_Exercise_
Reproduce all the records word for word. Omit images.
= = = = = = =
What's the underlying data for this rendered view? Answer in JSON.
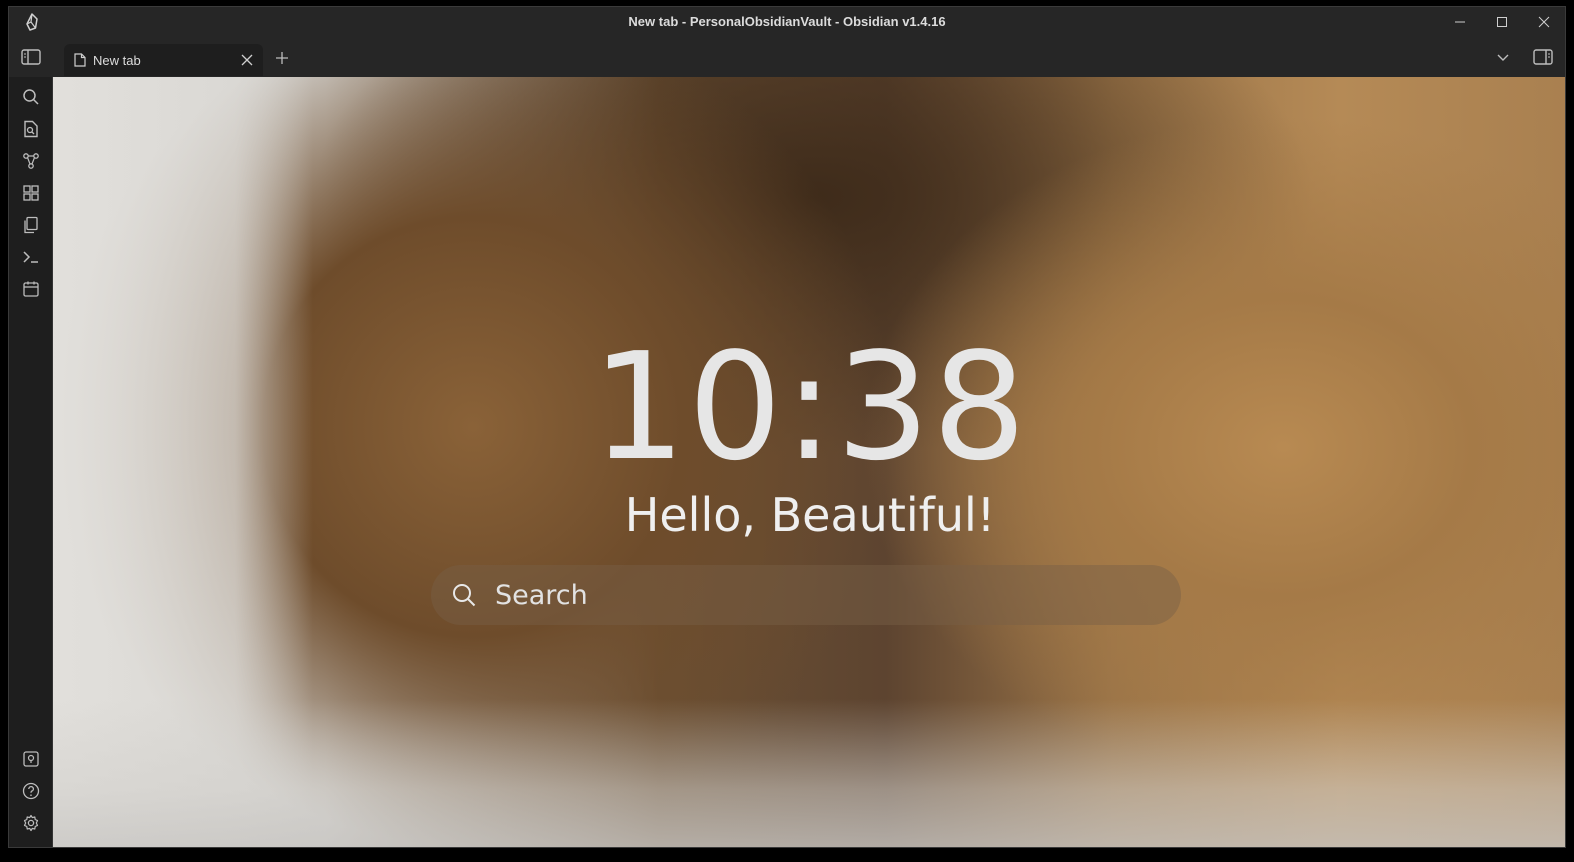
{
  "window": {
    "title": "New tab - PersonalObsidianVault - Obsidian v1.4.16"
  },
  "tabs": [
    {
      "label": "New tab",
      "active": true
    }
  ],
  "ribbon": {
    "top_icons": [
      "search-icon",
      "quick-switcher-icon",
      "graph-view-icon",
      "canvas-icon",
      "templates-icon",
      "command-palette-icon",
      "daily-note-calendar-icon"
    ],
    "bottom_icons": [
      "vault-switcher-icon",
      "help-icon",
      "settings-icon"
    ]
  },
  "homepage": {
    "clock": "10:38",
    "greeting": "Hello, Beautiful!",
    "search_placeholder": "Search"
  },
  "colors": {
    "chrome_bg": "#262626",
    "ribbon_bg": "#1e1e1e",
    "text": "#dcdcdc"
  }
}
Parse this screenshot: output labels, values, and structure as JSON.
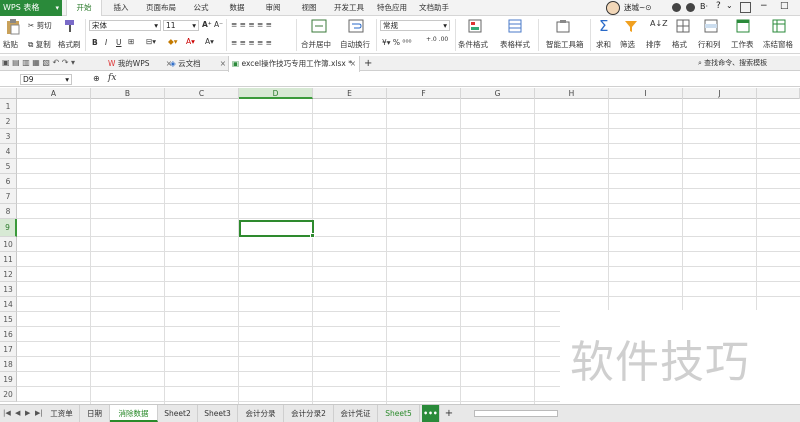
{
  "app": {
    "title": "WPS 表格"
  },
  "menu": {
    "items": [
      "开始",
      "插入",
      "页面布局",
      "公式",
      "数据",
      "审阅",
      "视图",
      "开发工具",
      "特色应用",
      "文档助手"
    ],
    "user": "迷城~⊙"
  },
  "ribbon": {
    "paste": "粘贴",
    "cut": "剪切",
    "copy": "复制",
    "format_painter": "格式刷",
    "font_name": "宋体",
    "font_size": "11",
    "merge_center": "合并居中",
    "wrap_text": "自动换行",
    "number_format": "常规",
    "conditional_format": "条件格式",
    "table_style": "表格样式",
    "smart_toolbox": "智能工具箱",
    "sum": "求和",
    "filter": "筛选",
    "sort": "排序",
    "format": "格式",
    "row_col": "行和列",
    "worksheet": "工作表",
    "freeze": "冻结窗格",
    "bold": "B",
    "italic": "I",
    "underline": "U"
  },
  "doc_tabs": {
    "my_wps": "我的WPS",
    "cloud_docs": "云文档",
    "file": "excel操作技巧专用工作簿.xlsx *",
    "search": "查找命令、搜索模板"
  },
  "formula_bar": {
    "name_box": "D9",
    "fx": "fx",
    "content": ""
  },
  "grid": {
    "columns": [
      "A",
      "B",
      "C",
      "D",
      "E",
      "F",
      "G",
      "H",
      "I",
      "J"
    ],
    "rows": [
      "1",
      "2",
      "3",
      "4",
      "5",
      "6",
      "7",
      "8",
      "9",
      "10",
      "11",
      "12",
      "13",
      "14",
      "15",
      "16",
      "17",
      "18",
      "19",
      "20"
    ],
    "selected_column": "D",
    "selected_row": "9"
  },
  "watermark": {
    "text": "软件技巧"
  },
  "sheets": {
    "tabs": [
      "工资单",
      "日期",
      "消除数据",
      "Sheet2",
      "Sheet3",
      "会计分录",
      "会计分录2",
      "会计凭证",
      "Sheet5"
    ],
    "active": "消除数据",
    "more": "•••",
    "add": "+"
  },
  "colors": {
    "accent_green": "#2a8a3a",
    "selection_green": "#2e8a2e"
  }
}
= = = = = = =
_Exercise solution_
What's the underlying data for this rendered view? Answer in JSON.
{
  "window": {
    "title": "New tab - PersonalObsidianVault - Obsidian v1.4.16"
  },
  "tabs": [
    {
      "label": "New tab",
      "active": true
    }
  ],
  "ribbon": {
    "top_icons": [
      "search-icon",
      "quick-switcher-icon",
      "graph-view-icon",
      "canvas-icon",
      "templates-icon",
      "command-palette-icon",
      "daily-note-calendar-icon"
    ],
    "bottom_icons": [
      "vault-switcher-icon",
      "help-icon",
      "settings-icon"
    ]
  },
  "homepage": {
    "clock": "10:38",
    "greeting": "Hello, Beautiful!",
    "search_placeholder": "Search"
  },
  "colors": {
    "chrome_bg": "#262626",
    "ribbon_bg": "#1e1e1e",
    "text": "#dcdcdc"
  }
}
Parse this screenshot: output labels, values, and structure as JSON.
{
  "app": {
    "title": "WPS 表格"
  },
  "menu": {
    "items": [
      "开始",
      "插入",
      "页面布局",
      "公式",
      "数据",
      "审阅",
      "视图",
      "开发工具",
      "特色应用",
      "文档助手"
    ],
    "user": "迷城~⊙"
  },
  "ribbon": {
    "paste": "粘贴",
    "cut": "剪切",
    "copy": "复制",
    "format_painter": "格式刷",
    "font_name": "宋体",
    "font_size": "11",
    "merge_center": "合并居中",
    "wrap_text": "自动换行",
    "number_format": "常规",
    "conditional_format": "条件格式",
    "table_style": "表格样式",
    "smart_toolbox": "智能工具箱",
    "sum": "求和",
    "filter": "筛选",
    "sort": "排序",
    "format": "格式",
    "row_col": "行和列",
    "worksheet": "工作表",
    "freeze": "冻结窗格",
    "bold": "B",
    "italic": "I",
    "underline": "U"
  },
  "doc_tabs": {
    "my_wps": "我的WPS",
    "cloud_docs": "云文档",
    "file": "excel操作技巧专用工作簿.xlsx *",
    "search": "查找命令、搜索模板"
  },
  "formula_bar": {
    "name_box": "D9",
    "fx": "fx",
    "content": ""
  },
  "grid": {
    "columns": [
      "A",
      "B",
      "C",
      "D",
      "E",
      "F",
      "G",
      "H",
      "I",
      "J"
    ],
    "rows": [
      "1",
      "2",
      "3",
      "4",
      "5",
      "6",
      "7",
      "8",
      "9",
      "10",
      "11",
      "12",
      "13",
      "14",
      "15",
      "16",
      "17",
      "18",
      "19",
      "20"
    ],
    "selected_column": "D",
    "selected_row": "9"
  },
  "watermark": {
    "text": "软件技巧"
  },
  "sheets": {
    "tabs": [
      "工资单",
      "日期",
      "消除数据",
      "Sheet2",
      "Sheet3",
      "会计分录",
      "会计分录2",
      "会计凭证",
      "Sheet5"
    ],
    "active": "消除数据",
    "more": "•••",
    "add": "+"
  },
  "colors": {
    "accent_green": "#2a8a3a",
    "selection_green": "#2e8a2e"
  }
}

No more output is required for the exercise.